The Sherman Duplex Drive (DD) tank was a standard Sherman modified to “swim” by the addition of two propellors and a collapsible waterproof canvas flotation screen. As they approached the shore, tank crews lowered the screen. Canadian tank regiments were equipped with Sherman DDs for the Normandy landings.

Did you know?
Due to the demand for tanks after the fall of France, some Sherman tanks were built in Canada. The result was the Grizzly, an M4A1 Sherman tank with a few minor modifications. Only 188 Grizzly tanks were built, which were used as training vehicles. The Grizzly found greater success in two variants, however. They were converted into the Sexton Mk. II 25-pounder self-propelled gun and into Kangaroo armoured personnel carriers with their turrets removed.



Sherman in Canadian Service

During the Second World War, Canada fielded 12 armoured regiments and two armoured reconnaissance regiments for service in Europe. They were organized into two armoured divisions and two armoured brigades. Eventually, all 14 regiments were equipped with Sherman tanks. The M4A2 and M4A4 (Sherman III and V respectively in Commonwealth service) were the standard models. They fought in Italy and North–West Europe. (See Canada and the Italian Campaign; Liberation of the Netherlands; Battle of the Rhineland.)

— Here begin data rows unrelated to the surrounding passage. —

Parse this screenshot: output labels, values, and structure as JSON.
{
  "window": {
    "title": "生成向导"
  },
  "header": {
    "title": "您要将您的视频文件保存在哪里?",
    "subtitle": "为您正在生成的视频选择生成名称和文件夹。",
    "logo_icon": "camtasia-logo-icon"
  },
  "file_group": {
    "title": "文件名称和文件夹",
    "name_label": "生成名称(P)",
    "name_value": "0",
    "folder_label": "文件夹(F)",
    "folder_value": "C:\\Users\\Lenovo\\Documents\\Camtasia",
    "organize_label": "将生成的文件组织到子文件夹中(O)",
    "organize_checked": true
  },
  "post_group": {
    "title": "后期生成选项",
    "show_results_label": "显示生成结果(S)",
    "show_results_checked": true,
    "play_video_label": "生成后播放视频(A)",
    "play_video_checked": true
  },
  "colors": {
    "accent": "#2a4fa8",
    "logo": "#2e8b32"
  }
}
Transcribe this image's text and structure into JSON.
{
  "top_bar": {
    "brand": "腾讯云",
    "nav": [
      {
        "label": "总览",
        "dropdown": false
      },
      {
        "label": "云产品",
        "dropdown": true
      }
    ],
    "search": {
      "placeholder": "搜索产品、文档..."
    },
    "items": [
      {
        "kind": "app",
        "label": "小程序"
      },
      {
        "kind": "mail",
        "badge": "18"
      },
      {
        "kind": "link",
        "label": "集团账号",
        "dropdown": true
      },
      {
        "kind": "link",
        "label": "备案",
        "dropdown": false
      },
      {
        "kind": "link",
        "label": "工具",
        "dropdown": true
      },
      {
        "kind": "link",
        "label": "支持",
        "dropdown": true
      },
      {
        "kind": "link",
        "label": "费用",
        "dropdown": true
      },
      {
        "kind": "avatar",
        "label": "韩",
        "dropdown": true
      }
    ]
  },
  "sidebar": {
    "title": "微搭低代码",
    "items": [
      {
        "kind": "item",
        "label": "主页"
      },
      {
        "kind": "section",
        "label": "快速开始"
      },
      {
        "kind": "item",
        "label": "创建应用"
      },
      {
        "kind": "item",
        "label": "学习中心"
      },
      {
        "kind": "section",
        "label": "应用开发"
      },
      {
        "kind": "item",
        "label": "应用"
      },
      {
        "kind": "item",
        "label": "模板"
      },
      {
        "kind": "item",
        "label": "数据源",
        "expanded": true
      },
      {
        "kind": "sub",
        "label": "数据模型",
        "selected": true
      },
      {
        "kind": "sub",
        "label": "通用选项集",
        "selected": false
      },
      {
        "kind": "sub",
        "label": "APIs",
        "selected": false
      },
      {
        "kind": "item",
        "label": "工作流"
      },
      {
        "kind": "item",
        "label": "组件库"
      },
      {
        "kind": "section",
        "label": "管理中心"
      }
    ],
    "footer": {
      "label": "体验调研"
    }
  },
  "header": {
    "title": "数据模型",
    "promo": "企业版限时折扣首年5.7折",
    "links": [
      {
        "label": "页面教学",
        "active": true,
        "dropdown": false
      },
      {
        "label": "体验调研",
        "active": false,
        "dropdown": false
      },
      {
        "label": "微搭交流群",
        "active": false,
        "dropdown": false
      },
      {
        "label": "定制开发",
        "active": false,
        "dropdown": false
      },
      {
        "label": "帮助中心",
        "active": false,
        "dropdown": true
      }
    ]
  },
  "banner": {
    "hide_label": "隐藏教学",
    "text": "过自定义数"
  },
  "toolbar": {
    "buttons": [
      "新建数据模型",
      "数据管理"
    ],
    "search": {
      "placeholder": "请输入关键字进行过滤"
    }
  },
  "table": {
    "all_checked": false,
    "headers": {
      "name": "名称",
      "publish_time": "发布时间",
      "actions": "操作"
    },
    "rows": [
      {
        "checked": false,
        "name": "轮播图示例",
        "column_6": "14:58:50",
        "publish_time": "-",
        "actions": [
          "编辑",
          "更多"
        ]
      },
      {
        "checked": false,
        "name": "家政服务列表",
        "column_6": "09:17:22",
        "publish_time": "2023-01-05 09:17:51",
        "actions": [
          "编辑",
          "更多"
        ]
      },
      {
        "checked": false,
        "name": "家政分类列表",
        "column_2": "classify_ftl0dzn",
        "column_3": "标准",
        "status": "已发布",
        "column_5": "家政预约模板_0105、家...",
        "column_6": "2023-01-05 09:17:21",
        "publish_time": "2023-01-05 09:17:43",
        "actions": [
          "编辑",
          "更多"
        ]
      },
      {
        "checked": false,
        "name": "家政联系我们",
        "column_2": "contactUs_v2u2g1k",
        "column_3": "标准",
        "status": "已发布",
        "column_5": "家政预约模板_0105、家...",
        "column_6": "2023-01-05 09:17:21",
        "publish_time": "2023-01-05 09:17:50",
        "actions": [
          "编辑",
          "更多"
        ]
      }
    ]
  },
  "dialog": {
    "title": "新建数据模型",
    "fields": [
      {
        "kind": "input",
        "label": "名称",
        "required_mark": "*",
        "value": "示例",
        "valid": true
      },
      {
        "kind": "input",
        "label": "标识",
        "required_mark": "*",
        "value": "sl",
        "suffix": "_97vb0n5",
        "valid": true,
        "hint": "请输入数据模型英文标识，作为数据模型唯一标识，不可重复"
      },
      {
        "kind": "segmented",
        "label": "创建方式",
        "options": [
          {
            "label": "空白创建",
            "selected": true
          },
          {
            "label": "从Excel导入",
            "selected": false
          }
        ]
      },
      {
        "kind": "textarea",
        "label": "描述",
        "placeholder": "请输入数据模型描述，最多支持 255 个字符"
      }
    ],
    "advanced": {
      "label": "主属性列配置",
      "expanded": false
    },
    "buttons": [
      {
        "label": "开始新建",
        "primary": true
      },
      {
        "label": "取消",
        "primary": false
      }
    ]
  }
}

Agira, Italy, 1943

At the end of the war, Canada left the bulk of its tanks and other vehicles in Europe to save the cost of shipping them home. In 1946, Canada purchased 294 M4A2(76)W HVSS Sherman tanks from the United States for training purposes at a cost of $1,460 each. The 76 meant the tank carried a 76 mm gun, the W referred to the fire-resistant wet-stowage ammunition containers, while the HVSS meant the tank was fitted with the new Horizontal Volute Spring Suspension to improve ride and mobility. These Shermans were used by the regular force until replaced by the Centurion beginning in 1952 and continued to be used by the militia (see Reserve Force of Canada) as a training vehicle until the 1970s.

Between 1951 and 1954, Canada provided an armoured squadron on a rotational basis as part of the 25th Canadian Infantry Brigade for the Korean War. Although the original intention was to use M10 tank destroyers, Canada switched to using regular tanks. The Americans loaned Canada 20 M4A3E8(W) HVSS Sherman tanks from existing stocks, which were taken over by each squadron on arrival in Korea. When the war ended, all 20 tanks were returned to the Americans.